Mongolia has announced the winners of a long-fought contest to develop part of Tavan Tolgoi, one of the largest coking coal deposits in the world. The FT reports that in a nod to the steelmaking needs of neighbouring China, Chinese coal miner Shenhua will own the lion’s share of the venture with a 40 per cent stake. A Russian-Mongolian consortium will own a further 36 per cent. Peabody, the biggest US coal miner, will have 24 per cent. The tender process was hotly contested by three of the world’s largest resources companies: Brazil-listed Vale and London-listed Xstrata and ArcelorMittal.

Hit-and-run sparks Mongolian protest against China

Thousands of ethnic Mongolians have protested this week outside government offices in the northern Chinese province of Inner Mongolia, in a rare show of defiance in the normally peaceful region, writes the FT. About 2,000 Mongolian students in the remote city of Xilinhot joined the peaceful protest on Wednesday, according to a US-based human rights group, photographs and accounts posted on the internet. The protest was sparked by allegations that a Chinese truck driver intentionally ran over a Mongolian herder on May 10, killing him.

Mongolia plans first bond issue

Mongolia plans to issue its first sovereign bonds this month, marking a milestone for capital markets in this resource-rich democracy. The newly created Development Bank of Mongolia will issue $700m in sovereign bonds to fund lending programmes, Chuluundorj Khashchuluun, chairman of the national development and innovation committee, told the FT.

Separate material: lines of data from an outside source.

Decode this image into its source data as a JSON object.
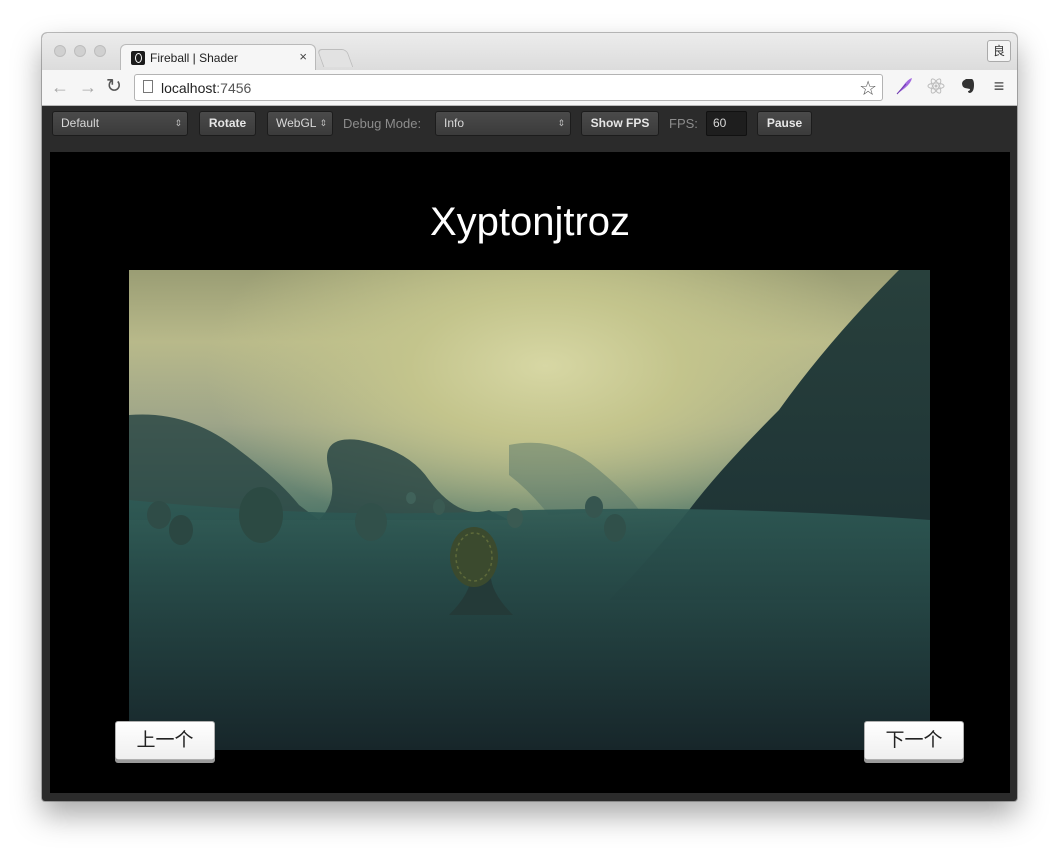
{
  "browser": {
    "tab_title": "Fireball | Shader",
    "tab_close": "×",
    "profile": "良",
    "url_host": "localhost",
    "url_port": ":7456",
    "icons": [
      "back-icon",
      "forward-icon",
      "reload-icon",
      "page-icon",
      "bookmark-star-icon",
      "feather-extension-icon",
      "react-extension-icon",
      "evernote-extension-icon",
      "menu-icon"
    ]
  },
  "toolbar": {
    "scene_select": "Default",
    "rotate_label": "Rotate",
    "renderer_select": "WebGL",
    "debug_mode_label": "Debug Mode:",
    "debug_select": "Info",
    "show_fps_label": "Show FPS",
    "fps_label": "FPS:",
    "fps_value": "60",
    "pause_label": "Pause"
  },
  "scene": {
    "title": "Xyptonjtroz",
    "prev_label": "上一个",
    "next_label": "下一个"
  },
  "colors": {
    "toolbar_bg": "#2b2b2b",
    "canvas_bg": "#000000",
    "sky": "#d7d7a4",
    "fog": "#2b5450"
  }
}
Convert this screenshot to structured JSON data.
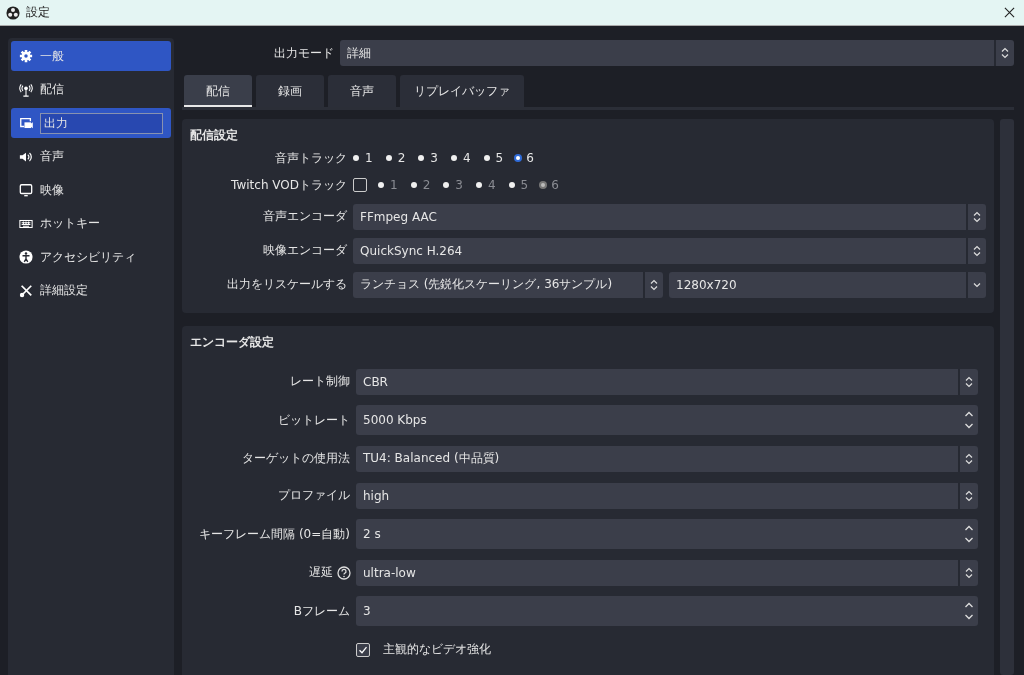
{
  "window": {
    "title": "設定"
  },
  "sidebar": {
    "items": [
      {
        "label": "一般",
        "selected": true,
        "editing": false
      },
      {
        "label": "配信",
        "selected": false,
        "editing": false
      },
      {
        "label": "出力",
        "selected": true,
        "editing": true
      },
      {
        "label": "音声",
        "selected": false,
        "editing": false
      },
      {
        "label": "映像",
        "selected": false,
        "editing": false
      },
      {
        "label": "ホットキー",
        "selected": false,
        "editing": false
      },
      {
        "label": "アクセシビリティ",
        "selected": false,
        "editing": false
      },
      {
        "label": "詳細設定",
        "selected": false,
        "editing": false
      }
    ]
  },
  "output_mode": {
    "label": "出力モード",
    "value": "詳細"
  },
  "tabs": [
    {
      "label": "配信",
      "selected": true
    },
    {
      "label": "録画",
      "selected": false
    },
    {
      "label": "音声",
      "selected": false
    },
    {
      "label": "リプレイバッファ",
      "selected": false
    }
  ],
  "streaming": {
    "title": "配信設定",
    "track_rows": [
      {
        "label": "音声トラック",
        "disabled": false,
        "options": [
          {
            "label": "1",
            "selected": false
          },
          {
            "label": "2",
            "selected": false
          },
          {
            "label": "3",
            "selected": false
          },
          {
            "label": "4",
            "selected": false
          },
          {
            "label": "5",
            "selected": false
          },
          {
            "label": "6",
            "selected": true
          }
        ]
      },
      {
        "label": "Twitch VODトラック",
        "checkbox": {
          "checked": false
        },
        "disabled": true,
        "options": [
          {
            "label": "1",
            "selected": false
          },
          {
            "label": "2",
            "selected": false
          },
          {
            "label": "3",
            "selected": false
          },
          {
            "label": "4",
            "selected": false
          },
          {
            "label": "5",
            "selected": false
          },
          {
            "label": "6",
            "selected": true
          }
        ]
      }
    ],
    "rows": [
      {
        "label": "音声エンコーダ",
        "fields": [
          {
            "kind": "combo",
            "value": "FFmpeg AAC"
          }
        ]
      },
      {
        "label": "映像エンコーダ",
        "fields": [
          {
            "kind": "combo",
            "value": "QuickSync H.264"
          }
        ]
      },
      {
        "label": "出力をリスケールする",
        "fields": [
          {
            "kind": "combo",
            "value": "ランチョス (先鋭化スケーリング, 36サンプル)"
          },
          {
            "kind": "dropdown",
            "value": "1280x720"
          }
        ]
      }
    ]
  },
  "encoder": {
    "title": "エンコーダ設定",
    "rows": [
      {
        "label": "レート制御",
        "fields": [
          {
            "kind": "combo",
            "value": "CBR"
          }
        ]
      },
      {
        "label": "ビットレート",
        "fields": [
          {
            "kind": "spin",
            "value": "5000 Kbps"
          }
        ]
      },
      {
        "label": "ターゲットの使用法",
        "fields": [
          {
            "kind": "combo",
            "value": "TU4: Balanced (中品質)"
          }
        ]
      },
      {
        "label": "プロファイル",
        "fields": [
          {
            "kind": "combo",
            "value": "high"
          }
        ]
      },
      {
        "label": "キーフレーム間隔 (0=自動)",
        "fields": [
          {
            "kind": "spin",
            "value": "2 s"
          }
        ]
      },
      {
        "label": "遅延",
        "help": true,
        "fields": [
          {
            "kind": "combo",
            "value": "ultra-low"
          }
        ]
      },
      {
        "label": "Bフレーム",
        "fields": [
          {
            "kind": "spin",
            "value": "3"
          }
        ]
      }
    ],
    "checkbox": {
      "label": "主観的なビデオ強化",
      "checked": true
    }
  }
}
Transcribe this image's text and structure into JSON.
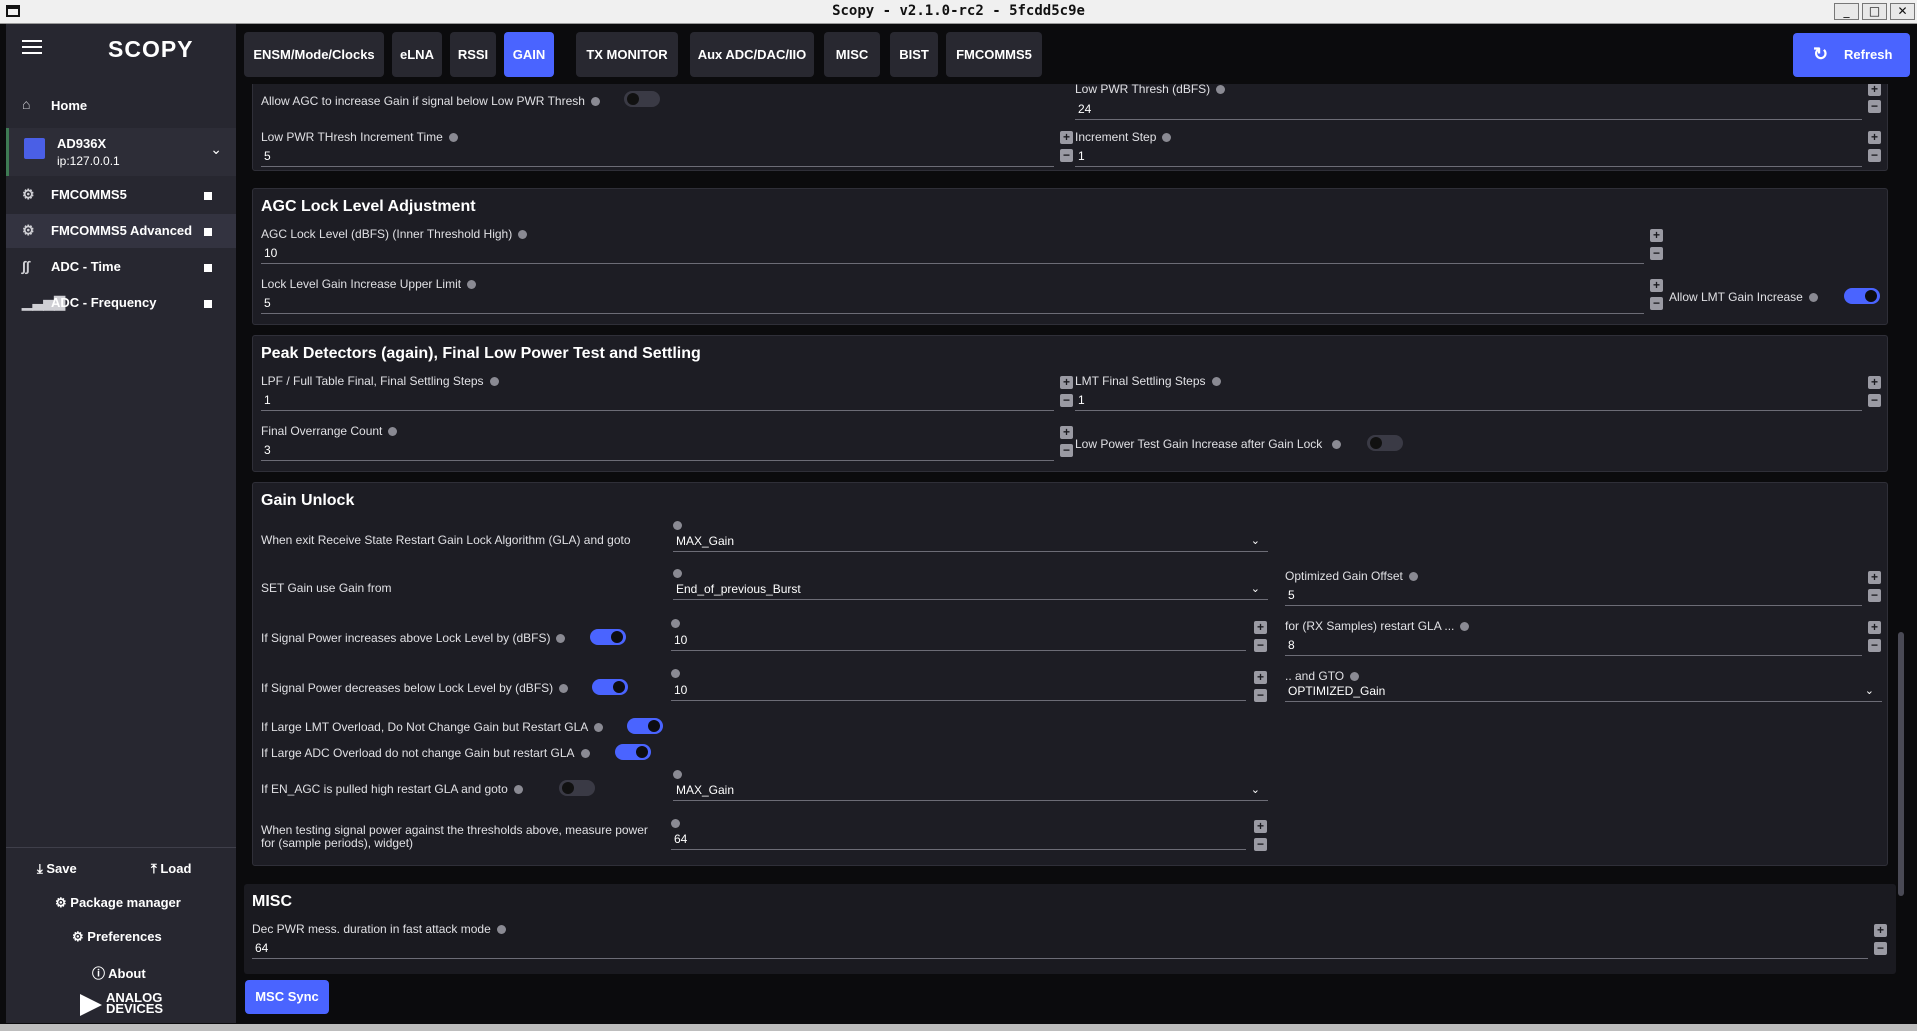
{
  "window": {
    "title": "Scopy - v2.1.0-rc2 - 5fcdd5c9e"
  },
  "sidebar": {
    "logo": "SCOPY",
    "home": "Home",
    "device": {
      "name": "AD936X",
      "ip": "ip:127.0.0.1"
    },
    "items": [
      {
        "label": "FMCOMMS5",
        "icon": "gear-icon"
      },
      {
        "label": "FMCOMMS5 Advanced",
        "icon": "gear-icon"
      },
      {
        "label": "ADC - Time",
        "icon": "wave-icon"
      },
      {
        "label": "ADC - Frequency",
        "icon": "bars-icon"
      }
    ],
    "save": "Save",
    "load": "Load",
    "package_manager": "Package manager",
    "preferences": "Preferences",
    "about": "About",
    "brand_line1": "ANALOG",
    "brand_line2": "DEVICES"
  },
  "tabs": [
    "ENSM/Mode/Clocks",
    "eLNA",
    "RSSI",
    "GAIN",
    "TX MONITOR",
    "Aux ADC/DAC/IIO",
    "MISC",
    "BIST",
    "FMCOMMS5"
  ],
  "active_tab": "GAIN",
  "refresh": "Refresh",
  "top": {
    "allow_agc_label": "Allow AGC to increase Gain if signal below Low PWR Thresh",
    "allow_agc_on": false,
    "low_pwr_thresh_label": "Low PWR Thresh (dBFS)",
    "low_pwr_thresh_value": "24",
    "low_pwr_inc_time_label": "Low PWR THresh Increment Time",
    "low_pwr_inc_time_value": "5",
    "increment_step_label": "Increment Step",
    "increment_step_value": "1"
  },
  "agc_lock": {
    "title": "AGC Lock Level Adjustment",
    "lock_level_label": "AGC Lock Level (dBFS) (Inner Threshold High)",
    "lock_level_value": "10",
    "upper_limit_label": "Lock Level Gain Increase Upper Limit",
    "upper_limit_value": "5",
    "allow_lmt_label": "Allow LMT Gain Increase",
    "allow_lmt_on": true
  },
  "peak": {
    "title": "Peak Detectors (again), Final Low Power Test and Settling",
    "lpf_label": "LPF / Full Table Final, Final Settling Steps",
    "lpf_value": "1",
    "lmt_label": "LMT Final Settling Steps",
    "lmt_value": "1",
    "overrange_label": "Final Overrange Count",
    "overrange_value": "3",
    "low_power_test_label": "Low Power Test Gain Increase after Gain Lock",
    "low_power_test_on": false
  },
  "gain_unlock": {
    "title": "Gain Unlock",
    "exit_rx_label": "When exit Receive State Restart Gain Lock Algorithm (GLA) and goto",
    "exit_rx_value": "MAX_Gain",
    "set_gain_label": "SET Gain use Gain from",
    "set_gain_value": "End_of_previous_Burst",
    "opt_offset_label": "Optimized Gain Offset",
    "opt_offset_value": "5",
    "sig_inc_label": "If Signal Power increases above Lock Level by (dBFS)",
    "sig_inc_value": "10",
    "rx_samples_label": "for (RX Samples) restart GLA ...",
    "rx_samples_value": "8",
    "sig_dec_label": "If Signal Power decreases below Lock Level by (dBFS)",
    "sig_dec_value": "10",
    "gto_label": ".. and GTO",
    "gto_value": "OPTIMIZED_Gain",
    "lmt_overload_label": "If Large LMT Overload, Do Not Change Gain but Restart GLA",
    "adc_overload_label": "If Large ADC Overload do not change Gain but restart GLA",
    "en_agc_label": "If EN_AGC is pulled high restart GLA and goto",
    "en_agc_value": "MAX_Gain",
    "measure_label_1": "When testing signal power against the thresholds above, measure power",
    "measure_label_2": "for (sample periods), widget)",
    "measure_value": "64"
  },
  "misc": {
    "title": "MISC",
    "dec_pwr_label": "Dec PWR mess. duration in fast attack mode",
    "dec_pwr_value": "64"
  },
  "msc_sync": "MSC Sync",
  "colors": {
    "accent": "#4a64ff",
    "sidebar": "#272730",
    "panel": "#1d1d24",
    "background": "#0b0b0d"
  }
}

Rio and Ivanhoe clash over copper mine

Tensions are rising between Rio Tinto and Canada’s Ivanhoe Mines over rights to a world-class copper deposit in Mongolia as the multinational mining group releases hundreds of millions of dollars to develop the mine over which it has limited control. Ivanhoe, a Vancouver-based mining company that owns Mongolia’s Oyu Tolgoi project, on Monday vowed it would defend a scheme which it believes protects shareholders against unfair takeovers, but Rio believes is a violation of its rights. The FT said Rio believes the agreement limits its long-term options, as it discusses methods of developing the project including bringing in Chinalco, the Chinese state-owned mining company that is Rio’s largest shareholder.

Rio Tinto confirms Mongolian mine interest

Rio Tinto has ended months of speculation by confirming plans to swap its shares in Ivanhoe Mines for a direct stake in Mongolia’s Oyu Tolgoi copper and gold project, which is 66 per cent owned by the Canadian miner, the FT reports. Rio owns an indirect interest in Oyu Tolgoi, one of the world’s largest undeveloped copper deposits, through its 29.6 per cent stake in Ivanhoe.

Golomt: or, the meaning of emerging market equities

Golomt, for the uninitiated, is a Mongolian bank whose CEO announced plans on Friday to make an IPO abroad between 2012 and 2013. Hong Kong is favoured, according to a (Chinese) Reuters interview.

Yes, that’s right, Mongolia — whose stock exchange’s Top 20 index is one of the world’s best-performing. Emerging market equities: it’s a brave new world. Read more